#### Work to be completed:
Where the string "Started" occurs in a line of the data below, that line should be copied.

Interface dataset entries

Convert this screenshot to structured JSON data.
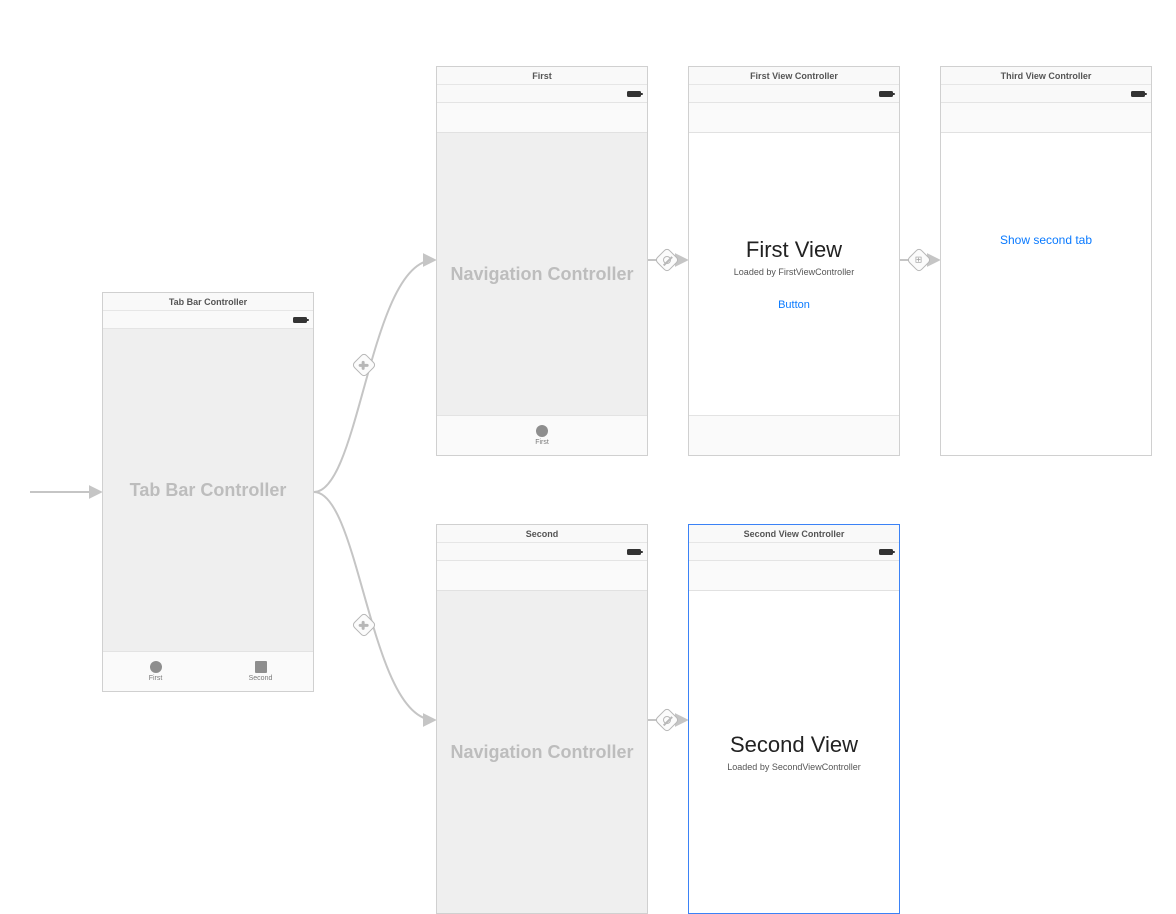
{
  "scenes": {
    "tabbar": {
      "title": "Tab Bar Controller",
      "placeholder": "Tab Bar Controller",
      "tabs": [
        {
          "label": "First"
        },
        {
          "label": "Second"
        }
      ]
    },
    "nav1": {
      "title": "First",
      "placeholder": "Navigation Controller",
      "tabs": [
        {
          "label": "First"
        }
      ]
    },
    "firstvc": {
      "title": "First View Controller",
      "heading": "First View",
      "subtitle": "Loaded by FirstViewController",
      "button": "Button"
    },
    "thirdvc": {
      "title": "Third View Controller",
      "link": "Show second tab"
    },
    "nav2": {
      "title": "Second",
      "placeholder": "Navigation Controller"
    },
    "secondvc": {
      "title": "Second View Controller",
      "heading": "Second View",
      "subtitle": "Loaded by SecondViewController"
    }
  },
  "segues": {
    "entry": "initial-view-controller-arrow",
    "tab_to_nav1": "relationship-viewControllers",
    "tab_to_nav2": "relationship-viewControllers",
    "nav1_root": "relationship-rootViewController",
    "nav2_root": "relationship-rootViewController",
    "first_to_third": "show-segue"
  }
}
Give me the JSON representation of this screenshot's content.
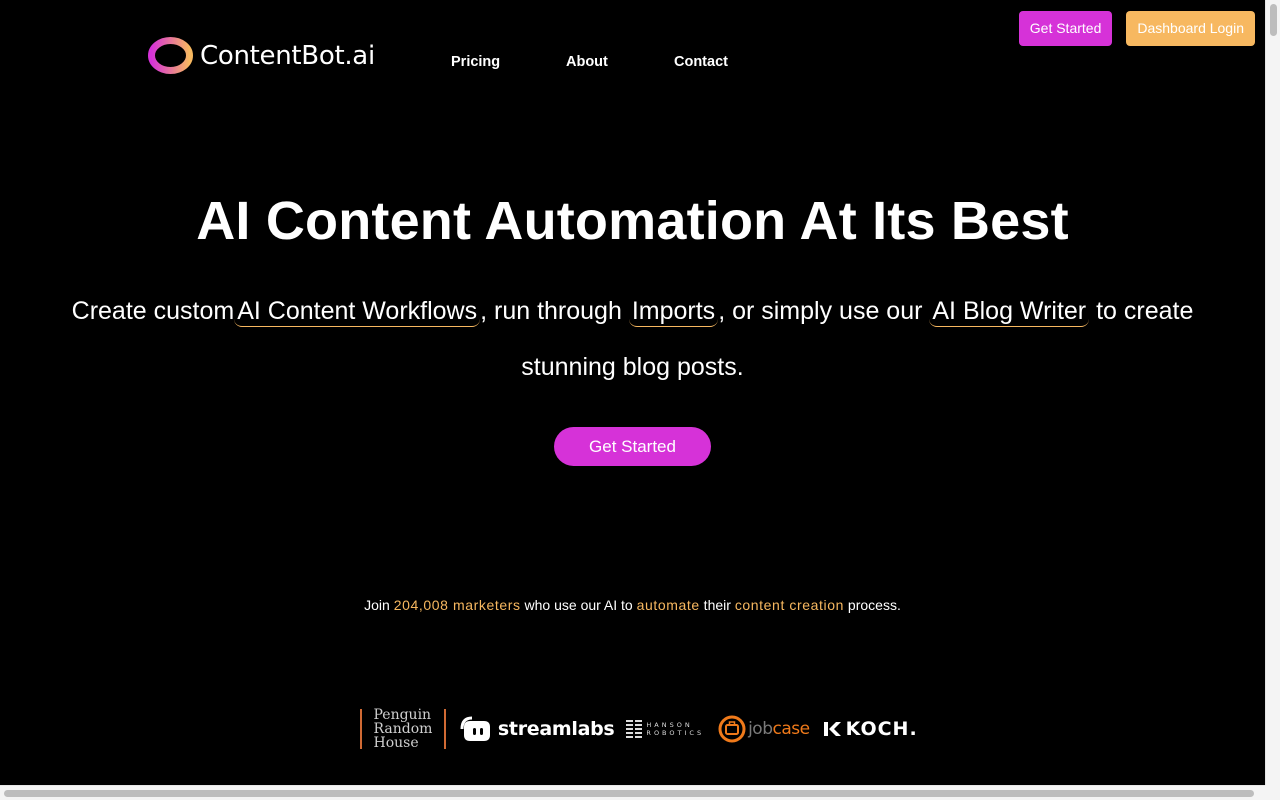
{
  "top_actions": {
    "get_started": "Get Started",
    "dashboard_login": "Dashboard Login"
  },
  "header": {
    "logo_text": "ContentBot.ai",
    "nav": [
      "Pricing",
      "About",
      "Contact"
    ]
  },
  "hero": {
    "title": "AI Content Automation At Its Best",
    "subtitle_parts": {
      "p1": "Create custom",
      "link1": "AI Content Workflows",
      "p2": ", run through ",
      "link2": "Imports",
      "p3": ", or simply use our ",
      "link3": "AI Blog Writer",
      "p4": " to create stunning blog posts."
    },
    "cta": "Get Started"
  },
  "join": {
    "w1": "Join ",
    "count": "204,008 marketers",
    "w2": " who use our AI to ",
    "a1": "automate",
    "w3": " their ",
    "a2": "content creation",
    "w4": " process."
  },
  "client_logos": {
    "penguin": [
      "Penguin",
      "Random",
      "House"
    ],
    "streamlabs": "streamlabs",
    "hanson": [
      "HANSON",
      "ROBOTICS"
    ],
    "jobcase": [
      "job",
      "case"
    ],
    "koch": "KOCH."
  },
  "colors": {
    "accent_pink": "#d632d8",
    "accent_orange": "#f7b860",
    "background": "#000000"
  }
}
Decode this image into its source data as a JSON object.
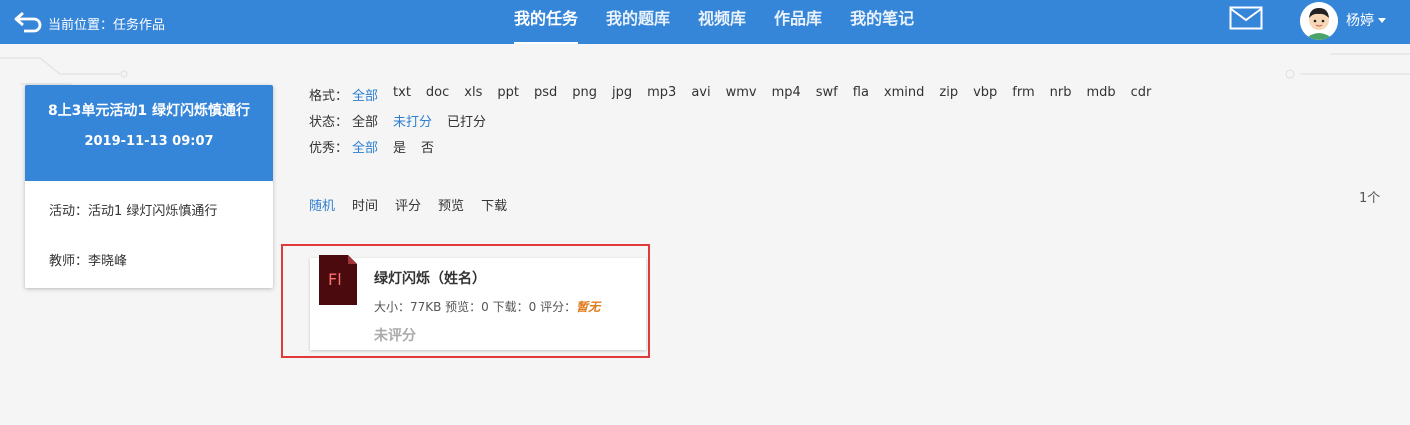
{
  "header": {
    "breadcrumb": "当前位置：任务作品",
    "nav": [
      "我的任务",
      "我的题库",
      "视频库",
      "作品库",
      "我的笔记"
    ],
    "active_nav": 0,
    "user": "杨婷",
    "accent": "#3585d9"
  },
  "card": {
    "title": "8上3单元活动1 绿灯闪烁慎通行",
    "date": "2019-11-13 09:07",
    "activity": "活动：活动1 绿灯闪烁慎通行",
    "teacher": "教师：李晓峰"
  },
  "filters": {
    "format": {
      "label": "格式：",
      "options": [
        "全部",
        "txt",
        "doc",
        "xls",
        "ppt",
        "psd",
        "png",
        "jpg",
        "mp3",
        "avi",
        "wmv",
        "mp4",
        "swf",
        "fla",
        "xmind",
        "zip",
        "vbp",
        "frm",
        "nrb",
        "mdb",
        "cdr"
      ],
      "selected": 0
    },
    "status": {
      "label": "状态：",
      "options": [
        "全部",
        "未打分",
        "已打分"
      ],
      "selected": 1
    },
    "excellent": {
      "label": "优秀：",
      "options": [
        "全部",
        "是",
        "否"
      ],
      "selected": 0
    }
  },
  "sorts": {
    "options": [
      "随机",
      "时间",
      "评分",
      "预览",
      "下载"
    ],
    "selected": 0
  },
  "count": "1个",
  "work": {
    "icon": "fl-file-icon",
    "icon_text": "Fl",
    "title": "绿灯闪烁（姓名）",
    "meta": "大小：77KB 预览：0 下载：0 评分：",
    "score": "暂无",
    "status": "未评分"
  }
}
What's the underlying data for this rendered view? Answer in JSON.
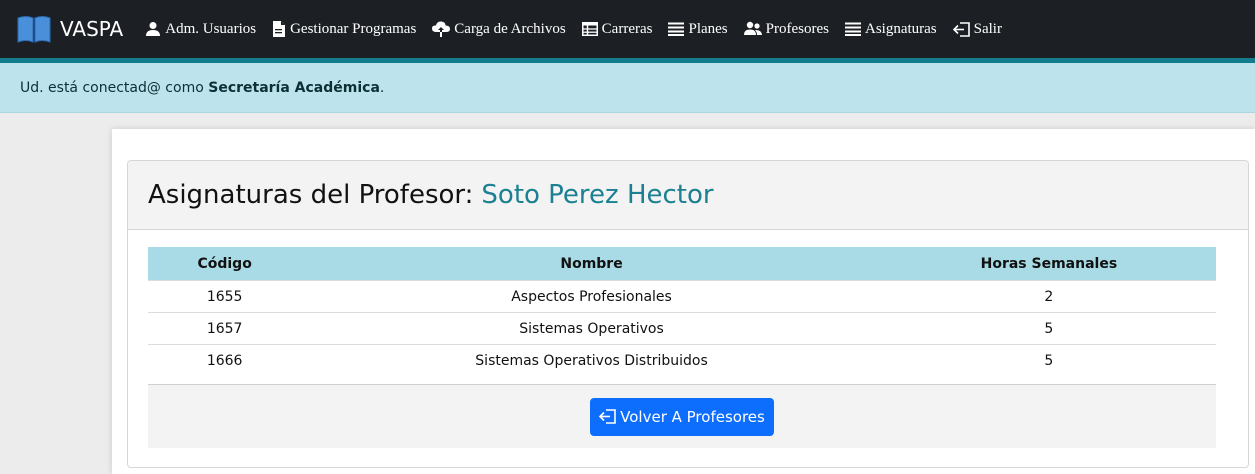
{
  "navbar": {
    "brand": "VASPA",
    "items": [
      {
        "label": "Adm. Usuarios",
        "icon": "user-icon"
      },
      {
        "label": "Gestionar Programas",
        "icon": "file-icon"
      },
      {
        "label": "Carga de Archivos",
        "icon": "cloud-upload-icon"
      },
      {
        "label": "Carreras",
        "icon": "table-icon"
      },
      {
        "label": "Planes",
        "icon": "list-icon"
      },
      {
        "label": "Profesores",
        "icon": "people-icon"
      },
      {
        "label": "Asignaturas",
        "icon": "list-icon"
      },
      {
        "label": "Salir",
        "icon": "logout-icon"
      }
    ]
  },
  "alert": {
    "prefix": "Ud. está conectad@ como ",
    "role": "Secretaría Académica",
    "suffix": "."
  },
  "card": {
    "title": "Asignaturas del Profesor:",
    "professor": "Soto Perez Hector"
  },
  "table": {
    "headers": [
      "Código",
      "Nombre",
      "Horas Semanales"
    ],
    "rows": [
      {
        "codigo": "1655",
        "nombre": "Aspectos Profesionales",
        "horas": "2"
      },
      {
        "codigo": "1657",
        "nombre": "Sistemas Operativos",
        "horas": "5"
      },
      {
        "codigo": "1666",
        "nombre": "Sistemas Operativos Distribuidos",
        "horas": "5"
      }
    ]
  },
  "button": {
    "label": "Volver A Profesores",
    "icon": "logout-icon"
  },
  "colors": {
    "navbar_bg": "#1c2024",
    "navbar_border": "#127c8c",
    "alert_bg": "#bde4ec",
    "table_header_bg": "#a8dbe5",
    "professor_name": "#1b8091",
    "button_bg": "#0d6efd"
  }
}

#### Finished exercise:
    "get_started": "Get Started",
    "cta": "Get Started"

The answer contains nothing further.